(Items from an interface collection)
-=-=-
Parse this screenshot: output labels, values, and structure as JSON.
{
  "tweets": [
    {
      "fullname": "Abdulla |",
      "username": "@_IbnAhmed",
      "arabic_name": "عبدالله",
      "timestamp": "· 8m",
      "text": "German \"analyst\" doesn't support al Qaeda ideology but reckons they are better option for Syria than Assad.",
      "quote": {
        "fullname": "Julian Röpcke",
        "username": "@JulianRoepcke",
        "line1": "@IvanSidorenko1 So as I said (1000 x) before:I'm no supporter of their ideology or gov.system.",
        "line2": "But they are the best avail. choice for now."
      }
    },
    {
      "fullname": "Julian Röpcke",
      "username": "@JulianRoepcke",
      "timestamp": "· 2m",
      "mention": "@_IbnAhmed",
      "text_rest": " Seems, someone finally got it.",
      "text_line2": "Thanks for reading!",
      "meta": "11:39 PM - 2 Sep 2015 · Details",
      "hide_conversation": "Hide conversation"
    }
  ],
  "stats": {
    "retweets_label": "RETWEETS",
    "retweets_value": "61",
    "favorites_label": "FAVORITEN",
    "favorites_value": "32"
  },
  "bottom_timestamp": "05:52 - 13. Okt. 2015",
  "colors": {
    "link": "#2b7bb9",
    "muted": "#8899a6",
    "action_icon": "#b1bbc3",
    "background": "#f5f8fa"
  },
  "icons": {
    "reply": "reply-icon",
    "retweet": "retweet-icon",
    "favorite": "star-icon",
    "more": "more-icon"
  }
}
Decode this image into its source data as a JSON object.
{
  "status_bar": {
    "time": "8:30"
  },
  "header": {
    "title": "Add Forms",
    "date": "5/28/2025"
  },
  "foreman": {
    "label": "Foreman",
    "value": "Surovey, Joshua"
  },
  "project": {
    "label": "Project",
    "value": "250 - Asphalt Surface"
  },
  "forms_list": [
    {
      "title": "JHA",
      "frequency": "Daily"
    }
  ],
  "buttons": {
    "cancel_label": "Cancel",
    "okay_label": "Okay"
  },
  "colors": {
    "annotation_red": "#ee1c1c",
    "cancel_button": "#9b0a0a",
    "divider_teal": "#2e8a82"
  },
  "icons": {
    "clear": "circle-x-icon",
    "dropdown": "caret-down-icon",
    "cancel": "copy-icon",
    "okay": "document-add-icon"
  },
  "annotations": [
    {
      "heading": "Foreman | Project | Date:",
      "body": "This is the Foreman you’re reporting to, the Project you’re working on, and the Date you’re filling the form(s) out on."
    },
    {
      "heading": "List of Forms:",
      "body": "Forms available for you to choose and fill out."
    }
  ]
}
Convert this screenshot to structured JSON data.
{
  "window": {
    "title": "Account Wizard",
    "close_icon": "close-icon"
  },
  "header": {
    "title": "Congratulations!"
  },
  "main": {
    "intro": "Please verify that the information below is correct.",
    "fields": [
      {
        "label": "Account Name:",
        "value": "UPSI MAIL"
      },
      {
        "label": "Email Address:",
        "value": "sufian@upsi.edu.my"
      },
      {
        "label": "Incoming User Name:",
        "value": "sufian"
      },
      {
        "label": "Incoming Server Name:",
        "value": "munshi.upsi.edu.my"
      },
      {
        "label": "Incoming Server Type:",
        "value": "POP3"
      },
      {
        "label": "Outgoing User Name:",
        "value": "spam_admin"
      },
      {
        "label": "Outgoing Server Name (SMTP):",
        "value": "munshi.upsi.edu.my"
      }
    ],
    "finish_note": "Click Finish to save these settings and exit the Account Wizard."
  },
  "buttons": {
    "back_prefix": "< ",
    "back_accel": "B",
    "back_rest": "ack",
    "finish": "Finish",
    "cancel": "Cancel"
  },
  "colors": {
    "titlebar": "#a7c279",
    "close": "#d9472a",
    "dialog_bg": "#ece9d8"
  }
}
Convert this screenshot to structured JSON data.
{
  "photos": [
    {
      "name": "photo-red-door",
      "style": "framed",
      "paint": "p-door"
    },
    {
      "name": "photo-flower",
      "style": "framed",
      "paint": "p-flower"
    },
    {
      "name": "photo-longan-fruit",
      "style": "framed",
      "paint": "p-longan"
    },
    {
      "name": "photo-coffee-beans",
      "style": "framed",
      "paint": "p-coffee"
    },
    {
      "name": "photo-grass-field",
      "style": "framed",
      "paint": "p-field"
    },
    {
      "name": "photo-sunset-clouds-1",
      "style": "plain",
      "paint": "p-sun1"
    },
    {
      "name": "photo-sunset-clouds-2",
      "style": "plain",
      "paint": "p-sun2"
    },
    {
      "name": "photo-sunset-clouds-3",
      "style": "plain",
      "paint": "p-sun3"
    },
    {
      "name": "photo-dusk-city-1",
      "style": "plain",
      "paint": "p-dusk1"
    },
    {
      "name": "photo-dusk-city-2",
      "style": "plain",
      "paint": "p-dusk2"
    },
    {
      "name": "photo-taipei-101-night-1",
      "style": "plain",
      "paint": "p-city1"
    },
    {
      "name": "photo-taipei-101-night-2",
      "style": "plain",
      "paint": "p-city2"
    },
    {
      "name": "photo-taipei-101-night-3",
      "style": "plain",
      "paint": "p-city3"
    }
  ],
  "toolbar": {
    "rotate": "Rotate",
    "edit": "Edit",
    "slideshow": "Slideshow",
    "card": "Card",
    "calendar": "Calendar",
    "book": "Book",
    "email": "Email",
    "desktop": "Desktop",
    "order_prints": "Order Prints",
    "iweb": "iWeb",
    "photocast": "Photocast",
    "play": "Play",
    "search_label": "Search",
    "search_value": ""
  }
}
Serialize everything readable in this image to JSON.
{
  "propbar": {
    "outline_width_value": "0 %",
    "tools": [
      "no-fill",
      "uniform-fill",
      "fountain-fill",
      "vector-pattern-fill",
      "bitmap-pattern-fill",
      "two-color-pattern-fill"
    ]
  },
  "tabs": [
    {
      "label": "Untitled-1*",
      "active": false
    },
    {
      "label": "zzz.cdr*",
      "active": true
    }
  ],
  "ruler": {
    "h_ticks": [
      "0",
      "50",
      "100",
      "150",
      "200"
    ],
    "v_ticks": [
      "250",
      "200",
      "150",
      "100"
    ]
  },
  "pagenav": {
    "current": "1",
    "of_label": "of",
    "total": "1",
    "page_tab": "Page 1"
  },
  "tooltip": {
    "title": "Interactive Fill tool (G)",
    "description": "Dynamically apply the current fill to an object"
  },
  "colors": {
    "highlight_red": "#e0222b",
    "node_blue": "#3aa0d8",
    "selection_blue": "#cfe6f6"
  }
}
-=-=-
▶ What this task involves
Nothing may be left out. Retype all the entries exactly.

▶ Result of this exercise
Parse this screenshot: output labels, values, and structure as JSON.
{
  "tweets": [
    {
      "fullname": "Abdulla |",
      "username": "@_IbnAhmed",
      "arabic_name": "عبدالله",
      "timestamp": "· 8m",
      "text": "German \"analyst\" doesn't support al Qaeda ideology but reckons they are better option for Syria than Assad.",
      "quote": {
        "fullname": "Julian Röpcke",
        "username": "@JulianRoepcke",
        "line1": "@IvanSidorenko1 So as I said (1000 x) before:I'm no supporter of their ideology or gov.system.",
        "line2": "But they are the best avail. choice for now."
      }
    },
    {
      "fullname": "Julian Röpcke",
      "username": "@JulianRoepcke",
      "timestamp": "· 2m",
      "mention": "@_IbnAhmed",
      "text_rest": " Seems, someone finally got it.",
      "text_line2": "Thanks for reading!",
      "meta": "11:39 PM - 2 Sep 2015 · Details",
      "hide_conversation": "Hide conversation"
    }
  ],
  "stats": {
    "retweets_label": "RETWEETS",
    "retweets_value": "61",
    "favorites_label": "FAVORITEN",
    "favorites_value": "32"
  },
  "bottom_timestamp": "05:52 - 13. Okt. 2015",
  "colors": {
    "link": "#2b7bb9",
    "muted": "#8899a6",
    "action_icon": "#b1bbc3",
    "background": "#f5f8fa"
  },
  "icons": {
    "reply": "reply-icon",
    "retweet": "retweet-icon",
    "favorite": "star-icon",
    "more": "more-icon"
  }
}
Decode this image into its source data as a JSON object.
{
  "status_bar": {
    "time": "8:30"
  },
  "header": {
    "title": "Add Forms",
    "date": "5/28/2025"
  },
  "foreman": {
    "label": "Foreman",
    "value": "Surovey, Joshua"
  },
  "project": {
    "label": "Project",
    "value": "250 - Asphalt Surface"
  },
  "forms_list": [
    {
      "title": "JHA",
      "frequency": "Daily"
    }
  ],
  "buttons": {
    "cancel_label": "Cancel",
    "okay_label": "Okay"
  },
  "colors": {
    "annotation_red": "#ee1c1c",
    "cancel_button": "#9b0a0a",
    "divider_teal": "#2e8a82"
  },
  "icons": {
    "clear": "circle-x-icon",
    "dropdown": "caret-down-icon",
    "cancel": "copy-icon",
    "okay": "document-add-icon"
  },
  "annotations": [
    {
      "heading": "Foreman | Project | Date:",
      "body": "This is the Foreman you’re reporting to, the Project you’re working on, and the Date you’re filling the form(s) out on."
    },
    {
      "heading": "List of Forms:",
      "body": "Forms available for you to choose and fill out."
    }
  ]
}
Convert this screenshot to structured JSON data.
{
  "window": {
    "title": "Account Wizard",
    "close_icon": "close-icon"
  },
  "header": {
    "title": "Congratulations!"
  },
  "main": {
    "intro": "Please verify that the information below is correct.",
    "fields": [
      {
        "label": "Account Name:",
        "value": "UPSI MAIL"
      },
      {
        "label": "Email Address:",
        "value": "sufian@upsi.edu.my"
      },
      {
        "label": "Incoming User Name:",
        "value": "sufian"
      },
      {
        "label": "Incoming Server Name:",
        "value": "munshi.upsi.edu.my"
      },
      {
        "label": "Incoming Server Type:",
        "value": "POP3"
      },
      {
        "label": "Outgoing User Name:",
        "value": "spam_admin"
      },
      {
        "label": "Outgoing Server Name (SMTP):",
        "value": "munshi.upsi.edu.my"
      }
    ],
    "finish_note": "Click Finish to save these settings and exit the Account Wizard."
  },
  "buttons": {
    "back_prefix": "< ",
    "back_accel": "B",
    "back_rest": "ack",
    "finish": "Finish",
    "cancel": "Cancel"
  },
  "colors": {
    "titlebar": "#a7c279",
    "close": "#d9472a",
    "dialog_bg": "#ece9d8"
  }
}
Convert this screenshot to structured JSON data.
{
  "photos": [
    {
      "name": "photo-red-door",
      "style": "framed",
      "paint": "p-door"
    },
    {
      "name": "photo-flower",
      "style": "framed",
      "paint": "p-flower"
    },
    {
      "name": "photo-longan-fruit",
      "style": "framed",
      "paint": "p-longan"
    },
    {
      "name": "photo-coffee-beans",
      "style": "framed",
      "paint": "p-coffee"
    },
    {
      "name": "photo-grass-field",
      "style": "framed",
      "paint": "p-field"
    },
    {
      "name": "photo-sunset-clouds-1",
      "style": "plain",
      "paint": "p-sun1"
    },
    {
      "name": "photo-sunset-clouds-2",
      "style": "plain",
      "paint": "p-sun2"
    },
    {
      "name": "photo-sunset-clouds-3",
      "style": "plain",
      "paint": "p-sun3"
    },
    {
      "name": "photo-dusk-city-1",
      "style": "plain",
      "paint": "p-dusk1"
    },
    {
      "name": "photo-dusk-city-2",
      "style": "plain",
      "paint": "p-dusk2"
    },
    {
      "name": "photo-taipei-101-night-1",
      "style": "plain",
      "paint": "p-city1"
    },
    {
      "name": "photo-taipei-101-night-2",
      "style": "plain",
      "paint": "p-city2"
    },
    {
      "name": "photo-taipei-101-night-3",
      "style": "plain",
      "paint": "p-city3"
    }
  ],
  "toolbar": {
    "rotate": "Rotate",
    "edit": "Edit",
    "slideshow": "Slideshow",
    "card": "Card",
    "calendar": "Calendar",
    "book": "Book",
    "email": "Email",
    "desktop": "Desktop",
    "order_prints": "Order Prints",
    "iweb": "iWeb",
    "photocast": "Photocast",
    "play": "Play",
    "search_label": "Search",
    "search_value": ""
  }
}
Serialize everything readable in this image to JSON.
{
  "propbar": {
    "outline_width_value": "0 %",
    "tools": [
      "no-fill",
      "uniform-fill",
      "fountain-fill",
      "vector-pattern-fill",
      "bitmap-pattern-fill",
      "two-color-pattern-fill"
    ]
  },
  "tabs": [
    {
      "label": "Untitled-1*",
      "active": false
    },
    {
      "label": "zzz.cdr*",
      "active": true
    }
  ],
  "ruler": {
    "h_ticks": [
      "0",
      "50",
      "100",
      "150",
      "200"
    ],
    "v_ticks": [
      "250",
      "200",
      "150",
      "100"
    ]
  },
  "pagenav": {
    "current": "1",
    "of_label": "of",
    "total": "1",
    "page_tab": "Page 1"
  },
  "tooltip": {
    "title": "Interactive Fill tool (G)",
    "description": "Dynamically apply the current fill to an object"
  },
  "colors": {
    "highlight_red": "#e0222b",
    "node_blue": "#3aa0d8",
    "selection_blue": "#cfe6f6"
  }
}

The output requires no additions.